Meanwhile you can see a summary of last season’s science over at ;SF² Concatenation.

(14) REPEATEDLY FRAMED. Not Pulp Covers gives Ray Harryhausen a taste of his own stop-motion:

Special effects master, Ray Harryhausen, demonstrates animating a skeleton warrior from 1963’s ‘Jason and the Argonauts’.

(15) VOLUMES OF MONEY. Learn “Why first edition books can attract obsessive collectors and sell for eye-watering sums” at Inews.

Sales of first editions have made headlines around the world this week after fetching eye-watering price tags.

A copy of William Shakespeare’s First Folio – the first collected edition of his plays, from 1623 – was sold by Christie’s at auction in New York for a record $9.98m (£7.6m), hot on the heels of the sale of a first edition of Harry Potter and the Philosopher’s Stone for £75,000 on Tuesday.

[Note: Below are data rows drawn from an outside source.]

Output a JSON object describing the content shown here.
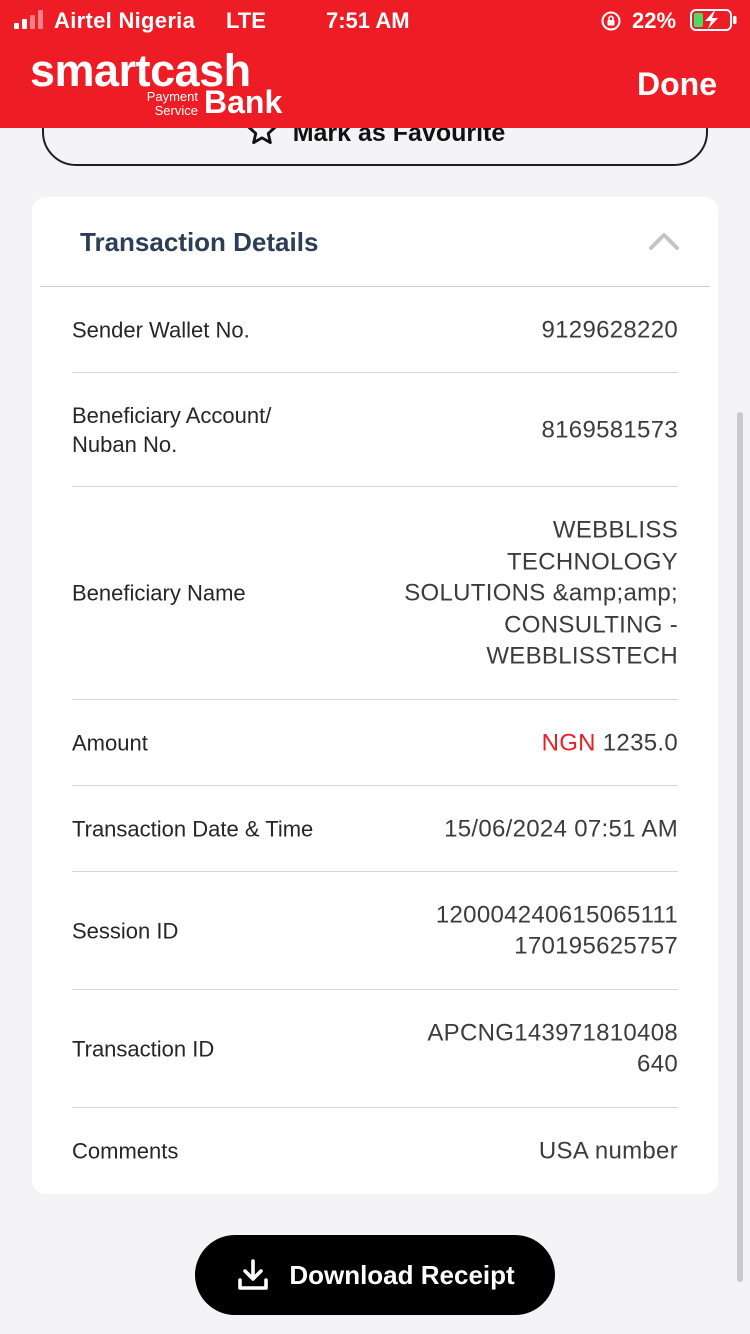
{
  "status_bar": {
    "carrier": "Airtel Nigeria",
    "network": "LTE",
    "time": "7:51 AM",
    "battery_percent": "22%"
  },
  "header": {
    "logo_main": "smartcash",
    "logo_sub_line1": "Payment",
    "logo_sub_line2": "Service",
    "logo_bank": "Bank",
    "done_label": "Done",
    "background_color": "#ee1c25"
  },
  "favourite": {
    "label": "Mark as Favourite",
    "icon": "star-icon"
  },
  "details": {
    "title": "Transaction Details",
    "collapse_icon": "chevron-up-icon",
    "rows": [
      {
        "label": "Sender Wallet No.",
        "value": "9129628220"
      },
      {
        "label": "Beneficiary Account/ Nuban No.",
        "label_line1": "Beneficiary Account/",
        "label_line2": "Nuban No.",
        "value": "8169581573"
      },
      {
        "label": "Beneficiary Name",
        "value_lines": [
          "WEBBLISS",
          "TECHNOLOGY",
          "SOLUTIONS &amp;amp;",
          "CONSULTING -",
          "WEBBLISSTECH"
        ]
      },
      {
        "label": "Amount",
        "currency": "NGN",
        "amount": "1235.0"
      },
      {
        "label": "Transaction Date & Time",
        "value": "15/06/2024 07:51 AM"
      },
      {
        "label": "Session ID",
        "value_lines": [
          "120004240615065111",
          "170195625757"
        ]
      },
      {
        "label": "Transaction ID",
        "value_lines": [
          "APCNG143971810408",
          "640"
        ]
      },
      {
        "label": "Comments",
        "value": "USA number"
      }
    ]
  },
  "download": {
    "label": "Download Receipt",
    "icon": "download-icon"
  },
  "colors": {
    "accent_red": "#ee1c25",
    "title_navy": "#2c3e55"
  }
}
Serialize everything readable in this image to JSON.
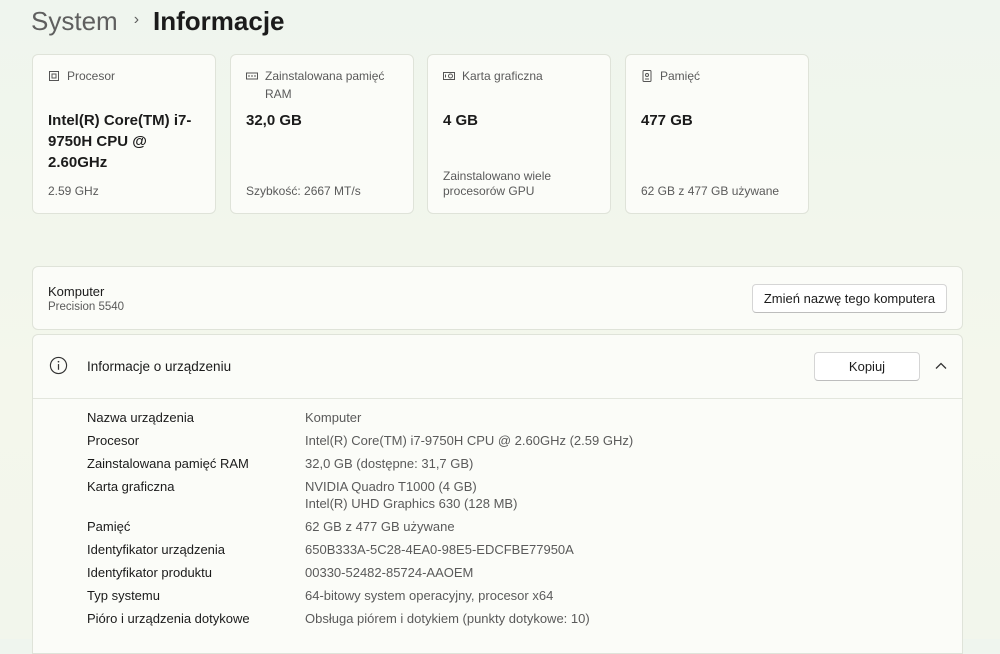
{
  "breadcrumb": {
    "parent": "System",
    "separator": "›",
    "current": "Informacje"
  },
  "cards": [
    {
      "icon": "cpu-icon",
      "label": "Procesor",
      "value": "Intel(R) Core(TM) i7-9750H CPU @ 2.60GHz",
      "detail": "2.59 GHz"
    },
    {
      "icon": "ram-icon",
      "label": "Zainstalowana pamięć RAM",
      "value": "32,0 GB",
      "detail": "Szybkość: 2667 MT/s"
    },
    {
      "icon": "gpu-icon",
      "label": "Karta graficzna",
      "value": "4 GB",
      "detail": "Zainstalowano wiele procesorów GPU"
    },
    {
      "icon": "storage-icon",
      "label": "Pamięć",
      "value": "477 GB",
      "detail": "62 GB z 477 GB używane"
    }
  ],
  "computer": {
    "name": "Komputer",
    "model": "Precision 5540",
    "rename_label": "Zmień nazwę tego komputera"
  },
  "device_info": {
    "title": "Informacje o urządzeniu",
    "copy_label": "Kopiuj",
    "rows": [
      {
        "label": "Nazwa urządzenia",
        "value": "Komputer"
      },
      {
        "label": "Procesor",
        "value": "Intel(R) Core(TM) i7-9750H CPU @ 2.60GHz (2.59 GHz)"
      },
      {
        "label": "Zainstalowana pamięć RAM",
        "value": "32,0 GB (dostępne: 31,7 GB)"
      },
      {
        "label": "Karta graficzna",
        "value": "NVIDIA Quadro T1000 (4 GB)",
        "value2": "Intel(R) UHD Graphics 630 (128 MB)"
      },
      {
        "label": "Pamięć",
        "value": "62 GB z 477 GB używane"
      },
      {
        "label": "Identyfikator urządzenia",
        "value": "650B333A-5C28-4EA0-98E5-EDCFBE77950A"
      },
      {
        "label": "Identyfikator produktu",
        "value": "00330-52482-85724-AAOEM"
      },
      {
        "label": "Typ systemu",
        "value": "64-bitowy system operacyjny, procesor x64"
      },
      {
        "label": "Pióro i urządzenia dotykowe",
        "value": "Obsługa piórem i dotykiem (punkty dotykowe: 10)"
      }
    ]
  }
}
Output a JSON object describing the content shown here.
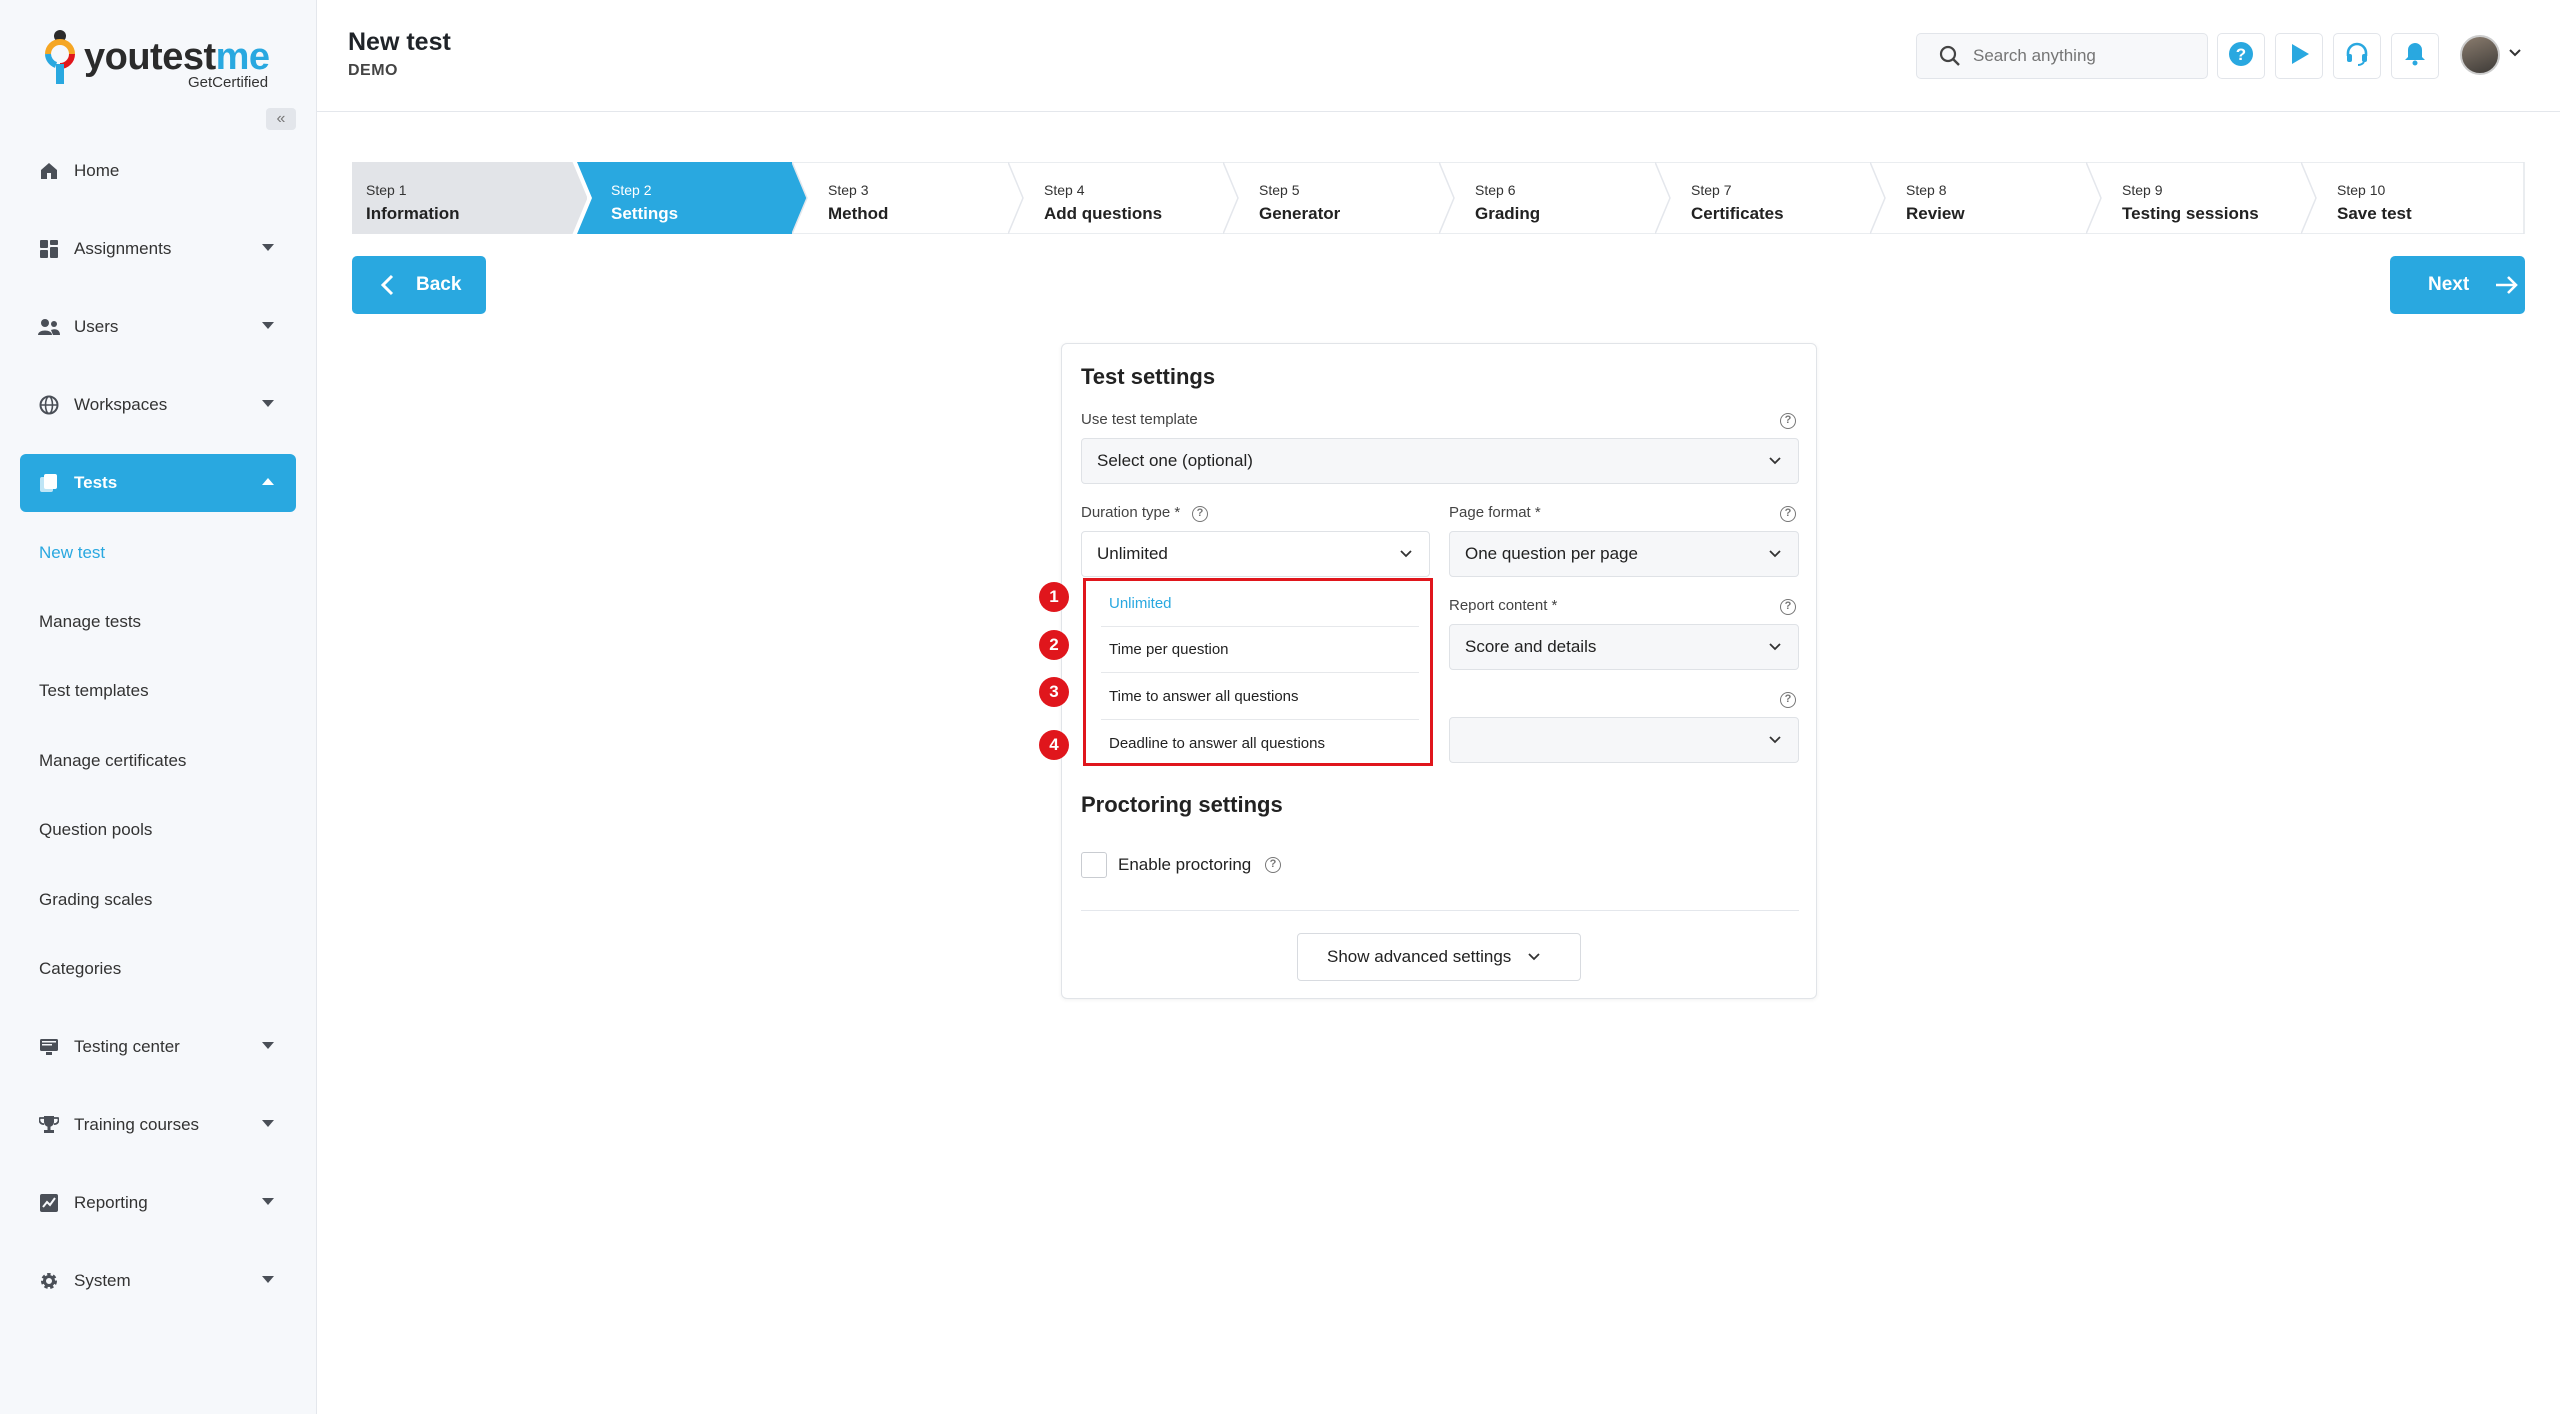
{
  "brand": {
    "name_main": "youtest",
    "name_accent": "me",
    "tagline": "GetCertified",
    "colors": {
      "accent": "#29a8e0",
      "highlight": "#e0161c"
    }
  },
  "sidebar": {
    "collapse_icon": "double-chevron-left-icon",
    "items": [
      {
        "label": "Home",
        "icon": "home-icon",
        "expandable": false
      },
      {
        "label": "Assignments",
        "icon": "assignments-icon",
        "expandable": true
      },
      {
        "label": "Users",
        "icon": "users-icon",
        "expandable": true
      },
      {
        "label": "Workspaces",
        "icon": "globe-icon",
        "expandable": true
      },
      {
        "label": "Tests",
        "icon": "tests-icon",
        "expandable": true,
        "active": true
      },
      {
        "label": "Testing center",
        "icon": "monitor-icon",
        "expandable": true
      },
      {
        "label": "Training courses",
        "icon": "trophy-icon",
        "expandable": true
      },
      {
        "label": "Reporting",
        "icon": "chart-icon",
        "expandable": true
      },
      {
        "label": "System",
        "icon": "gear-icon",
        "expandable": true
      }
    ],
    "tests_sub": [
      "New test",
      "Manage tests",
      "Test templates",
      "Manage certificates",
      "Question pools",
      "Grading scales",
      "Categories"
    ]
  },
  "header": {
    "title": "New test",
    "subtitle": "DEMO",
    "search_placeholder": "Search anything"
  },
  "steps": [
    {
      "num": "Step 1",
      "label": "Information",
      "state": "done"
    },
    {
      "num": "Step 2",
      "label": "Settings",
      "state": "active"
    },
    {
      "num": "Step 3",
      "label": "Method",
      "state": "todo"
    },
    {
      "num": "Step 4",
      "label": "Add questions",
      "state": "todo"
    },
    {
      "num": "Step 5",
      "label": "Generator",
      "state": "todo"
    },
    {
      "num": "Step 6",
      "label": "Grading",
      "state": "todo"
    },
    {
      "num": "Step 7",
      "label": "Certificates",
      "state": "todo"
    },
    {
      "num": "Step 8",
      "label": "Review",
      "state": "todo"
    },
    {
      "num": "Step 9",
      "label": "Testing sessions",
      "state": "todo"
    },
    {
      "num": "Step 10",
      "label": "Save test",
      "state": "todo"
    }
  ],
  "nav_buttons": {
    "back": "Back",
    "next": "Next"
  },
  "test_settings": {
    "title": "Test settings",
    "template_label": "Use test template",
    "template_value": "Select one (optional)",
    "duration_label": "Duration type *",
    "duration_value": "Unlimited",
    "page_format_label": "Page format *",
    "page_format_value": "One question per page",
    "report_label": "Report content *",
    "report_value": "Score and details",
    "duration_options": [
      "Unlimited",
      "Time per question",
      "Time to answer all questions",
      "Deadline to answer all questions"
    ],
    "markers": [
      "1",
      "2",
      "3",
      "4"
    ]
  },
  "proctoring": {
    "title": "Proctoring settings",
    "enable_label": "Enable proctoring",
    "advanced_button": "Show advanced settings"
  }
}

But beyond the big hitters, there are collectors all around the world quietly seeking out first editions. They can amass important collections that would be nigh-on impossible to achieve if it was art, and not books, they were buying.

… Beyond that, collectors love first editions because they can show how the author wanted the book to look and can be a joint collaboration between author and publisher.

F Scott Fitzgerald, for example, was shown the original artwork for the dust jacket of The Great Gatsby and it influenced his thoughts on the novel. He wrote to his publisher in August 1924, begging them to keep the jacket for him as he had “written it into the book”.

Arthur Ransome so disliked the drawings produced for his book Swallows and Amazons that only the dust wrapper, endpaper and frontispiece designs were retained. He would eventually go on to illustrate it himself.

The Hobbit’s famous first edition cover – featuring a mountainous landscape – was designed by JRR Tolkien himself and is loved by collectors and fans alike.

And Lewis Carroll withdrew the initial print run of Alice’s Adventures in Wonderland over the quality of the images. There are thought to be only 22 of them in existence; with such scarcity comes a willingness from collectors to pay huge sums.

(16) A HUNK OF BURNING LOVE. [Item by Mike Kennedy.] OK, so it’s actually a plasma torch, but it does look (and somewhat act) like the “real” thing. “Lightsaber technology has improved in the real world with the help of this retractable plasma sword” at SYFY Wire.

Lightsaber technology has come a long way since Star Wars‘ George Lucas painted some wooden dowel rods for Obi-Wan and Darth Vader. Now people in the real world have actually created the ancient and respected blade of the Jedi — and it’s getting closer and closer to the legit canon construction. The latest evolution involves a retractable flaming beam that offers up 4000° of Darth Maul-halving power.

The latest step in The Hacksmith‘s grand quest for a real-life lightsaber (the YouTuber has been advancing his constructions over many different iterations) involves a retractable “blade” that replaces the super-hot metal rod from previous editions like the protosaber. Now it really looks like the lightsaber blade is extending and retracting, along with all the fiery damage it brings.

[Thanks to Andrew Porter, JJ, John King Tarpinian, Lise Andreasen, John Hertz, Mike Kennedy, Contrarius, Cat Eldridge, Michael Toman, SF Concatenation’s Jonathan Cowie, and Martin Morse Wooster for some of these stories. Title credit goes to File 770 contributing editor of the day OGH. Every now and then.]